Learning.

The ability to learn a language, is driven by a number of factors;

1. The personal motivation you have – why do I want to learn this language, how much do I want to learn it

2. The needs and reasons for learning it – are you moving abroad for work, are you going backpacking, do you need to learn it because you have been told to by your boss?

3. The interest you have in the language and its cultural / geographical context (No point learning Arabic if you are going to live and work in Japan)

4. The encouragement (or otherwise) you receive from others – do you have friends who speak the language and are keen to practice also. Or do children refuse to practice French with you because…’Dad, it’s embarrassing…’?

5. The environment in which you learn (to learn Spanish in Andalusia, to live and study /work immersed in the culture and landscape of the language is better than an hour a week in an office in Birmingham)

5. The time and opportunities to practice (interacting face to face or via Skype, reading or listening or watching information in the language, the presence or absence of stress / pressure from work or family commitments.)

6. The teaching methods used, or your own approach to learning (Do you write long lists of words with translations or do you select a handful of words and expressions and try to actively incorporate them in a conversation / email exchange etc?….ie actively engaging with the language as opposed to passive learning and not using it.

7. External Factors: Can you find 2 hours to sit and study, free of distractions, the television in the corner, your children playing, fighting, shouting, the dog insisting on that walk, the emails stacked up unanswered, the project deadline looming? Our brains are amazing things, but in order to be most effective at any task, they need a clear, uncluttered, focused approach. Too many distractions and things going on, will limit any effective learning. You need to create the time and space and provide you mid with the freedom to learn.

8. Confidence to use the language, and enjoying making mistakes – We all make mistakes. I do. Every day.  Even as native English speaker of 50 years and an English language teacher of over 20 years. So don;t expect perfection. Nor worry about making mistakes. Mistakes are the lifeblood of learning. I once asked for a cup of tea in Indonesia, without sugar;

“Satu gelas teh, tanpa gila” There was a look of disbelief, followed by a broad smile and a laugh. I repeated my request. More laughter

“Oh mister, satu gelas teh, tanpa gula?”

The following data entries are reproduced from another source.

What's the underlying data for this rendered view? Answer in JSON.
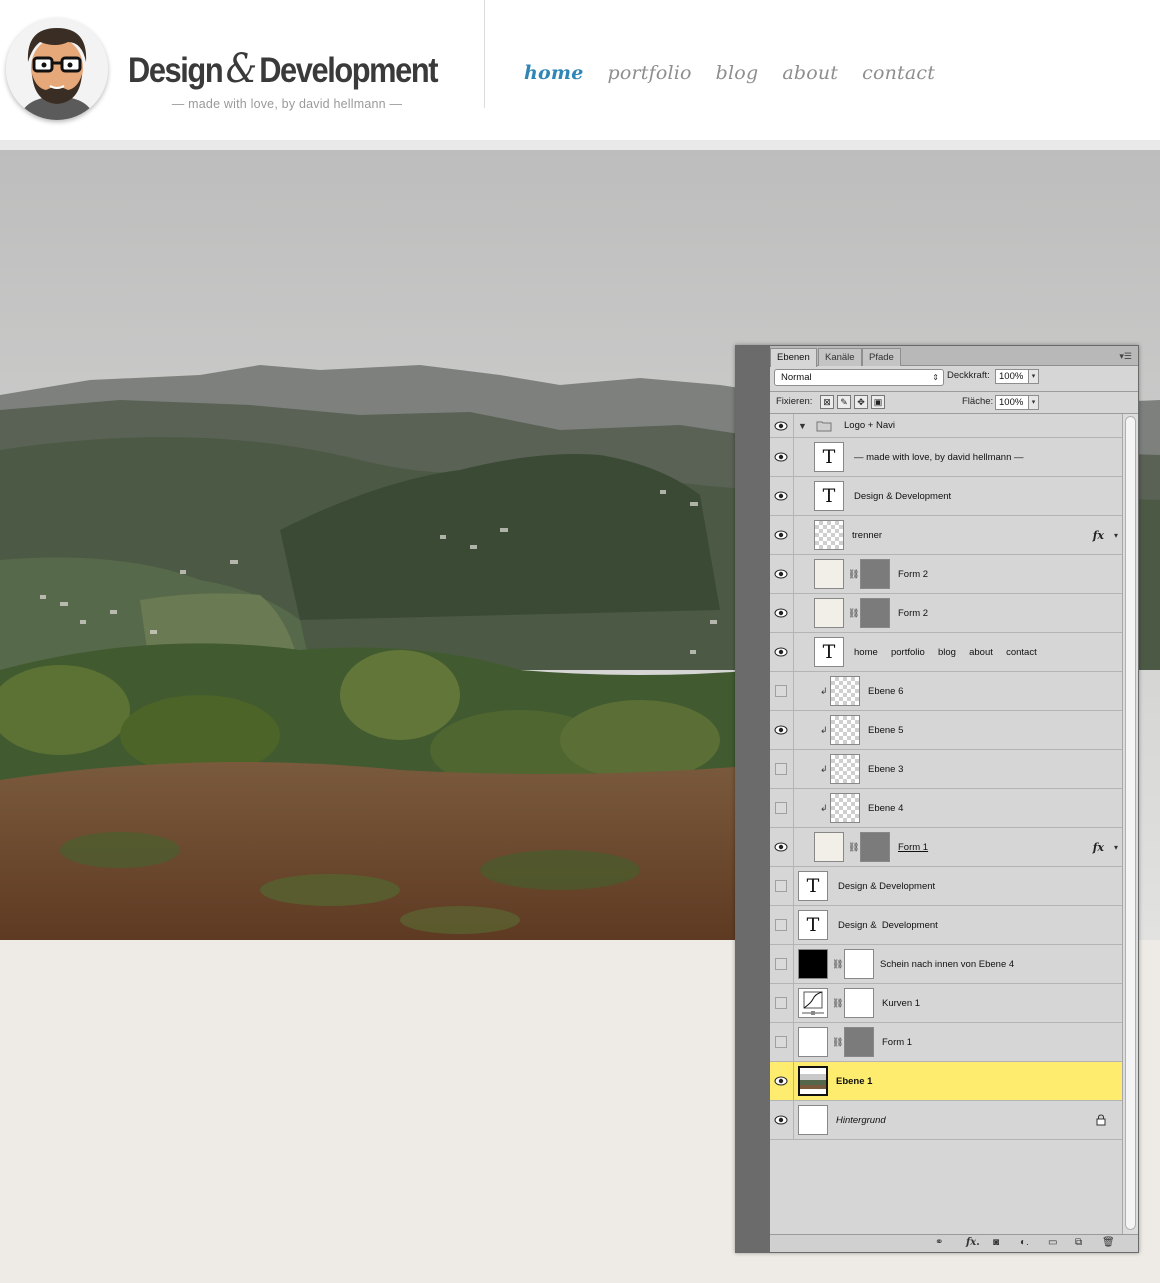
{
  "site": {
    "title_left": "Design",
    "title_amp": "&",
    "title_right": "Development",
    "tagline": "— made with love, by david hellmann —",
    "nav": [
      {
        "label": "home",
        "active": true
      },
      {
        "label": "portfolio",
        "active": false
      },
      {
        "label": "blog",
        "active": false
      },
      {
        "label": "about",
        "active": false
      },
      {
        "label": "contact",
        "active": false
      }
    ],
    "accent_color": "#2f86b6"
  },
  "panel": {
    "tabs": [
      "Ebenen",
      "Kanäle",
      "Pfade"
    ],
    "blend_mode": "Normal",
    "opacity_label": "Deckkraft:",
    "opacity_value": "100%",
    "fix_label": "Fixieren:",
    "fill_label": "Fläche:",
    "fill_value": "100%",
    "layers": [
      {
        "name": "Logo + Navi",
        "visible": true
      },
      {
        "name": "— made with love, by david hellmann —",
        "visible": true
      },
      {
        "name": "Design & Development",
        "visible": true
      },
      {
        "name": "trenner",
        "visible": true,
        "fx": "fx"
      },
      {
        "name": "Form 2",
        "visible": true
      },
      {
        "name": "Form 2",
        "visible": true
      },
      {
        "name": "home     portfolio     blog     about     contact",
        "visible": true
      },
      {
        "name": "Ebene 6",
        "visible": false
      },
      {
        "name": "Ebene 5",
        "visible": true
      },
      {
        "name": "Ebene 3",
        "visible": false
      },
      {
        "name": "Ebene 4",
        "visible": false
      },
      {
        "name": "Form 1",
        "visible": true,
        "fx": "fx"
      },
      {
        "name": "Design & Development",
        "visible": false
      },
      {
        "name": "Design &  Development",
        "visible": false
      },
      {
        "name": "Schein nach innen von Ebene 4",
        "visible": false
      },
      {
        "name": "Kurven 1",
        "visible": false
      },
      {
        "name": "Form 1",
        "visible": false
      },
      {
        "name": "Ebene 1",
        "visible": true,
        "selected": true
      },
      {
        "name": "Hintergrund",
        "visible": true,
        "locked": true
      }
    ],
    "bottom_icons": [
      "link-icon",
      "fx-icon",
      "mask-icon",
      "adjustment-icon",
      "folder-icon",
      "new-layer-icon",
      "trash-icon"
    ],
    "selected_color": "#fdec6e"
  }
}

You see I had asked for “A glass of tea, without crazy.” Gila is ‘crazy’, Gula means sugar. Easy mistake, a funny mistake and one I immediately remembered the next time. The mistake and my confidence to make the mistake led to my learning. If I had just read the word ‘gula’ in a dictionary, it would not have had the impact, the positive impact, the mistake had.

So be confident. Try the language out. Make your mistakes and the learning will come.

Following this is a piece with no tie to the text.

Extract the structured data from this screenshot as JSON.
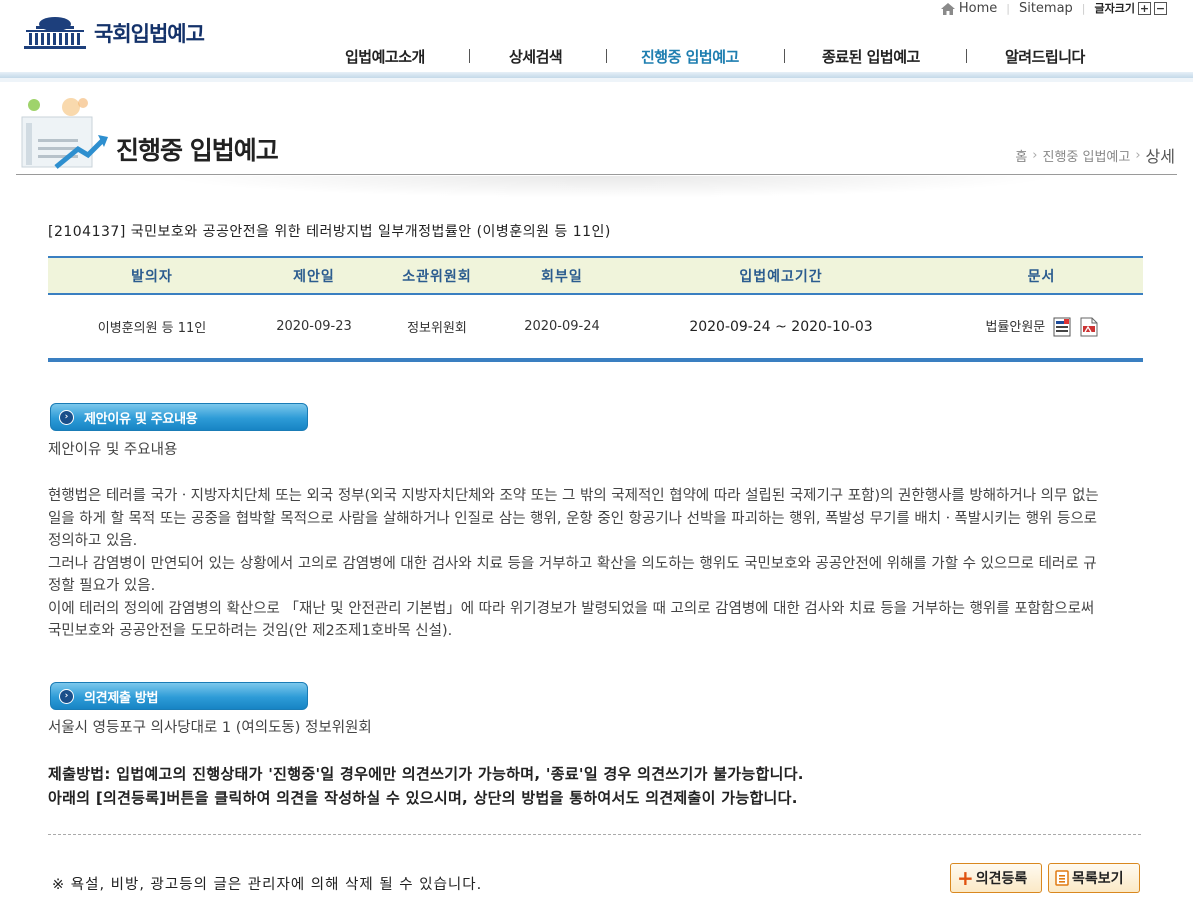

Good luck.

Don’t forget, if you are looking to improve your English, for any reason, from work, to university studies, to travel, my online English classes are right for you. I will work with you to tailor the right course for YOUR needs.

Get in touch and let me help you learn English more quickly and effectively.

And by the way, when you are practicing your newly learnt English, mistakes are positive things. Make them!

Best wishes,

Tony